The Commissioner: Adam Silver
How does he lead: by example. And definitely. As previously mentioned, he directed the immediate compilation of comprehensive instructions on how all players and staff should behave. And this thing is detailed, down to who can swim in which pool of the complex and how to get snacks properly. Silver had some hoarding of tests in March when public access to them was scattered, and there is certainly still a pertinent debate over whether sports should be prioritized by private laboratories as the number of cases increases across the country . But the local facts are that sport is back, whether it's our personal preference or not. And Silver has at least played a pioneering role in ensuring that his league is not responsible for increasing distribution in the community and further burdening frontline workers.
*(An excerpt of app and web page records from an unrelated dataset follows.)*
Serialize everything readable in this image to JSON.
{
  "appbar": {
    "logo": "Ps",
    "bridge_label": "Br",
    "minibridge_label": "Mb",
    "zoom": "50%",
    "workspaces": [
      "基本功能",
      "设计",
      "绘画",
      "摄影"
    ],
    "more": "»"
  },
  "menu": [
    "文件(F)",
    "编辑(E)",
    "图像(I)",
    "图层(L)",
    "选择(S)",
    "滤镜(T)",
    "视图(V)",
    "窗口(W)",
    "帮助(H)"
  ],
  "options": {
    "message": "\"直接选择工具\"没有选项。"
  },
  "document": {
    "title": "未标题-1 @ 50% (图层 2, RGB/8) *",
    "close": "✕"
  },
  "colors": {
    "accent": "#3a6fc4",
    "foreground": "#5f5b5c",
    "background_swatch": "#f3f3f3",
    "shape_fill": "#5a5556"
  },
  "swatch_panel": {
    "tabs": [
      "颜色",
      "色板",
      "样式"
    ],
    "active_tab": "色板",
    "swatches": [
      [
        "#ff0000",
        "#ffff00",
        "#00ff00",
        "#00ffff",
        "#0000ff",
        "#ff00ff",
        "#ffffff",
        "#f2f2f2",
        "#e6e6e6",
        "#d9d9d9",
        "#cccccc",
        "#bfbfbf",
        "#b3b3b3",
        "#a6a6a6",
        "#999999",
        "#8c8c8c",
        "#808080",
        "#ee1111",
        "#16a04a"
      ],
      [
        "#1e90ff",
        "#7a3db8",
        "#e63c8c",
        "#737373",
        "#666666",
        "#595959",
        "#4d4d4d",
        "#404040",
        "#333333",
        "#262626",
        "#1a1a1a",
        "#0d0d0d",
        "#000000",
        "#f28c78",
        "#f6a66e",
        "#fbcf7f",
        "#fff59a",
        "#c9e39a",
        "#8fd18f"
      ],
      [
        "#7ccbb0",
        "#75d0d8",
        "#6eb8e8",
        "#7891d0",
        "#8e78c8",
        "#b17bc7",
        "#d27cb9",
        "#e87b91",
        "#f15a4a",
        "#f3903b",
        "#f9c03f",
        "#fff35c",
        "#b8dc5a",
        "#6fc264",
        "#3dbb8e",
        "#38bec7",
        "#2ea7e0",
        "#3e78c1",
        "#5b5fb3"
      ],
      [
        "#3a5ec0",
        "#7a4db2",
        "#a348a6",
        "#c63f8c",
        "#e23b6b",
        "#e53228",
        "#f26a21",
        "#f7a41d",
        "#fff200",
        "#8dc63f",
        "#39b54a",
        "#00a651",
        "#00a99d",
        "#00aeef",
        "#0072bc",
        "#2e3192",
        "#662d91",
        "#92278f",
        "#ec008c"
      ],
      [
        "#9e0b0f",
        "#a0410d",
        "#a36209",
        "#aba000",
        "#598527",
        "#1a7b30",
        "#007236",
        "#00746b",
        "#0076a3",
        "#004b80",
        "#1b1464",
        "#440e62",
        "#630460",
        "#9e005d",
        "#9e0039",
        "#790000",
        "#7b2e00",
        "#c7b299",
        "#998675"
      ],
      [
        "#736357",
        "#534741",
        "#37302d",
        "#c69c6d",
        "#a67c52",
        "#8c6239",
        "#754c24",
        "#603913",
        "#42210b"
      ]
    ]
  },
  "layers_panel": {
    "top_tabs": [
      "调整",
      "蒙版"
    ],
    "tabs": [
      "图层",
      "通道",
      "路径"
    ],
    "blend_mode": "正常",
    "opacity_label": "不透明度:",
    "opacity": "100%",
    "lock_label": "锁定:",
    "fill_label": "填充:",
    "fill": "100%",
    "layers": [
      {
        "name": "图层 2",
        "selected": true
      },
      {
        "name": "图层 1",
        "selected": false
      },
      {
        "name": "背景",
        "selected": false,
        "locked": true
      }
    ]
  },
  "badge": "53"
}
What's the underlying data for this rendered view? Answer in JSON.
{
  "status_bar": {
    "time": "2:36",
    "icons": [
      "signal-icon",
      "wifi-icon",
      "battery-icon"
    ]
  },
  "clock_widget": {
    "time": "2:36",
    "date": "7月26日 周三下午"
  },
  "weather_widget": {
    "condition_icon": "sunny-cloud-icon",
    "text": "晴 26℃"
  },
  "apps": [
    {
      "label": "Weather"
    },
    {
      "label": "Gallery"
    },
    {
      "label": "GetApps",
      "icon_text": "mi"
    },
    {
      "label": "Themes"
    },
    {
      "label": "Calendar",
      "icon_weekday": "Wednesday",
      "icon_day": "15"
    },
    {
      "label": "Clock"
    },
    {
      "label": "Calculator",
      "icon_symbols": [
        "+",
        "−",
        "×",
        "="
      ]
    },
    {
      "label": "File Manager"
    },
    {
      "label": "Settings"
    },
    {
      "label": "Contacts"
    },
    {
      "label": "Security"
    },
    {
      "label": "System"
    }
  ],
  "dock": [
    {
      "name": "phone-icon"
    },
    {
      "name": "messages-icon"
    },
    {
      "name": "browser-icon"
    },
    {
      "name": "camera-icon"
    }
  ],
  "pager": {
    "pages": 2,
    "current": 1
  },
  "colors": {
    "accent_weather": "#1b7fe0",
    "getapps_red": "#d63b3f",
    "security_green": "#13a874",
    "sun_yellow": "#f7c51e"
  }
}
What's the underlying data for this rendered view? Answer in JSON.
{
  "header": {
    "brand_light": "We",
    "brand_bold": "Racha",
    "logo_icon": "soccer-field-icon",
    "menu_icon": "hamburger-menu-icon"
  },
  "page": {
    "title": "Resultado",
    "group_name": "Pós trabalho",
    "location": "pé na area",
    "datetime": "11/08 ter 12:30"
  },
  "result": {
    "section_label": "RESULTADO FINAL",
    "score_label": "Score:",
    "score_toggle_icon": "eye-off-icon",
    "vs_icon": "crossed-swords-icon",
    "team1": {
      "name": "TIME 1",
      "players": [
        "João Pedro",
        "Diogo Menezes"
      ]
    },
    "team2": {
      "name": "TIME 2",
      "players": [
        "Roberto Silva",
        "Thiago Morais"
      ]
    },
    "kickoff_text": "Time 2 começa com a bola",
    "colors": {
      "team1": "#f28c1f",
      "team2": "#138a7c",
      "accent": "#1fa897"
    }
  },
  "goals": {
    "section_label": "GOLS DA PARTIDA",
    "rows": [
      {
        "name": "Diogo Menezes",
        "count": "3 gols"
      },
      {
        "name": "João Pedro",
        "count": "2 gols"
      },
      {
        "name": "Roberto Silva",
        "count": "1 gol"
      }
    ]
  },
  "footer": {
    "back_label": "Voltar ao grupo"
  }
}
The fact that he has the virtually undisputed support of the biggest stars in the league speaks for their values as well as for Silver's influence, but given the fact that the NBA was once a warning coronavirus story (see: Rudy Gobert), the turning point is perceived and reality remarkable.